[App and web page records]
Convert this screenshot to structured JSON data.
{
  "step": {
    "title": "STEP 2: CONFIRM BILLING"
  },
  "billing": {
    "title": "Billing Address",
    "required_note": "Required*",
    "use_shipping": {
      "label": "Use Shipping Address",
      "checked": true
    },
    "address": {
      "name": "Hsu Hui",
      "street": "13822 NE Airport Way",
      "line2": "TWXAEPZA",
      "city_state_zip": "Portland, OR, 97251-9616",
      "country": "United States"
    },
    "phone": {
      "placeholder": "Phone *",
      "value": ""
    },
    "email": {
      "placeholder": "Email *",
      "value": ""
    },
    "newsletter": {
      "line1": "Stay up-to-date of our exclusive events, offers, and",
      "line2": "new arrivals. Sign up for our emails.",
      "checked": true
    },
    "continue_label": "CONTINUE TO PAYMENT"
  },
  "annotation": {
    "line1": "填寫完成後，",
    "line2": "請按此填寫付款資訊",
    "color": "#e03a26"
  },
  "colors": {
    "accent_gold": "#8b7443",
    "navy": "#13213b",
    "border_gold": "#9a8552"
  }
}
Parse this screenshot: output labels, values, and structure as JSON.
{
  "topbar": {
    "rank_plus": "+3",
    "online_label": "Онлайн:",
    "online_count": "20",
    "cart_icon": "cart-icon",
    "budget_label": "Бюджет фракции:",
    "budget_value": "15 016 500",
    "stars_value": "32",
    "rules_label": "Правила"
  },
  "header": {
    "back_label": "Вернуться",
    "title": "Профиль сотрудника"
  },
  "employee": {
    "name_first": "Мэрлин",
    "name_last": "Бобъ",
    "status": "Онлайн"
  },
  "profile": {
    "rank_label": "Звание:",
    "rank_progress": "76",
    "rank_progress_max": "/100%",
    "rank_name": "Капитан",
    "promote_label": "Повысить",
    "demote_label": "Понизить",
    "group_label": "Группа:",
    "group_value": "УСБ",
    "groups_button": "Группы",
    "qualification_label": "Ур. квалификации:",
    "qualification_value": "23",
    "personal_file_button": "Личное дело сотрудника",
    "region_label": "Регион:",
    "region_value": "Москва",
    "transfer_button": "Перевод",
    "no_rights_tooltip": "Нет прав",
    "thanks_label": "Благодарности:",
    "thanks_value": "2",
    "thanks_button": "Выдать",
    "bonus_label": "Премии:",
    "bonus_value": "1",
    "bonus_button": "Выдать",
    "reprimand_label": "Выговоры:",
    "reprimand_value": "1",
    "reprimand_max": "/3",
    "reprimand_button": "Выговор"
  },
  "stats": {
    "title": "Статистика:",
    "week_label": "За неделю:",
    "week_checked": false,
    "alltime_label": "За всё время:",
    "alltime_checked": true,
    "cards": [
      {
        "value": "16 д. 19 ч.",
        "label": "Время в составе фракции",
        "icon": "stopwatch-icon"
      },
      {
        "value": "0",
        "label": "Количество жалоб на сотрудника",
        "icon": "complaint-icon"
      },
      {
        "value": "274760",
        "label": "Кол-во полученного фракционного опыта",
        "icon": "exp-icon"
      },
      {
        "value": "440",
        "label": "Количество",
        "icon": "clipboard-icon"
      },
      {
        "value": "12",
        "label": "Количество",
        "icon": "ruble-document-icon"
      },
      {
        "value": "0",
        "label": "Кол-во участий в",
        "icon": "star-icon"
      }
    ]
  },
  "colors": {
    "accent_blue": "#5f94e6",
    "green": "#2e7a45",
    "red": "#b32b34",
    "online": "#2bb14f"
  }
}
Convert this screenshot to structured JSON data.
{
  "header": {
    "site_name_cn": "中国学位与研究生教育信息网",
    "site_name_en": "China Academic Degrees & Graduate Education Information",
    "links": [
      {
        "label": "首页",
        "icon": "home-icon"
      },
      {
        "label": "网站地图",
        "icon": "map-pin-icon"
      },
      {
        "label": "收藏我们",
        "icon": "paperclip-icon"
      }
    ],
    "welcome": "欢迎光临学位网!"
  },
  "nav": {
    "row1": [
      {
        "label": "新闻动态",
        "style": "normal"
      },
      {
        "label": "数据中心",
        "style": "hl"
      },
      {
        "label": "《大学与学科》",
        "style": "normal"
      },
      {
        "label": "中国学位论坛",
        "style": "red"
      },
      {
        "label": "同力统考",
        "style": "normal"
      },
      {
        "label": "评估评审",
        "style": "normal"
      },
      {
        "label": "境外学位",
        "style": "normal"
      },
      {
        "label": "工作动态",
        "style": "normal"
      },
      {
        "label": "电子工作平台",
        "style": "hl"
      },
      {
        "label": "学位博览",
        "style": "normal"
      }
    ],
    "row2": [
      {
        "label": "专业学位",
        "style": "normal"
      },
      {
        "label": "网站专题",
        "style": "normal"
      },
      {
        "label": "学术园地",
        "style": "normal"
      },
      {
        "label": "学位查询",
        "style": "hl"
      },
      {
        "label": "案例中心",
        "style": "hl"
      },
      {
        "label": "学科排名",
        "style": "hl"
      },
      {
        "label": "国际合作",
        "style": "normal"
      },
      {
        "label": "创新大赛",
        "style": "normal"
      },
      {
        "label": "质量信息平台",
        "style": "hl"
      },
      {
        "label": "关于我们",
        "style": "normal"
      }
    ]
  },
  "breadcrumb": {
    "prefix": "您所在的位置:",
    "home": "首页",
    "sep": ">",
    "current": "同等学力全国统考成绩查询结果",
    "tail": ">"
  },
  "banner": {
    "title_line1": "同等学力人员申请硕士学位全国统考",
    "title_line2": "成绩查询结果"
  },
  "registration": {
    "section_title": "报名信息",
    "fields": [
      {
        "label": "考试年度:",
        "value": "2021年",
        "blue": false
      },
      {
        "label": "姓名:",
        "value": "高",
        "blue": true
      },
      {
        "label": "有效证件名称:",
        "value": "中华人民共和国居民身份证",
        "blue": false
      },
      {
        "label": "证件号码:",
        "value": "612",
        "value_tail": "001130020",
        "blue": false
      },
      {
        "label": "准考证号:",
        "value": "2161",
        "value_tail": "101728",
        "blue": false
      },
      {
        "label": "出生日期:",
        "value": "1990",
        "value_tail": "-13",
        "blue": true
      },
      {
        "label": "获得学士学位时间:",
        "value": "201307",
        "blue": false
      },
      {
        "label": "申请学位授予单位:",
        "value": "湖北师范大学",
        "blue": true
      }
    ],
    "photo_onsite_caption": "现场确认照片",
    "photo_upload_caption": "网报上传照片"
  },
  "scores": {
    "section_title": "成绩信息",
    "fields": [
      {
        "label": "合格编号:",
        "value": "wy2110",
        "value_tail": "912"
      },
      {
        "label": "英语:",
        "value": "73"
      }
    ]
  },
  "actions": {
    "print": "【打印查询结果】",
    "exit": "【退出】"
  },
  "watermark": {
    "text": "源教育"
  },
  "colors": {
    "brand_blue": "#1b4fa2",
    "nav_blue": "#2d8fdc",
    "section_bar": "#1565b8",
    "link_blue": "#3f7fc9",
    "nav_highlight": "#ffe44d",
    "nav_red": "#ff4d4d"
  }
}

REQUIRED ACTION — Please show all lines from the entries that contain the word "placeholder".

EXERCISE OUTPUT —
      "placeholder": "Phone *",
      "placeholder": "Email *",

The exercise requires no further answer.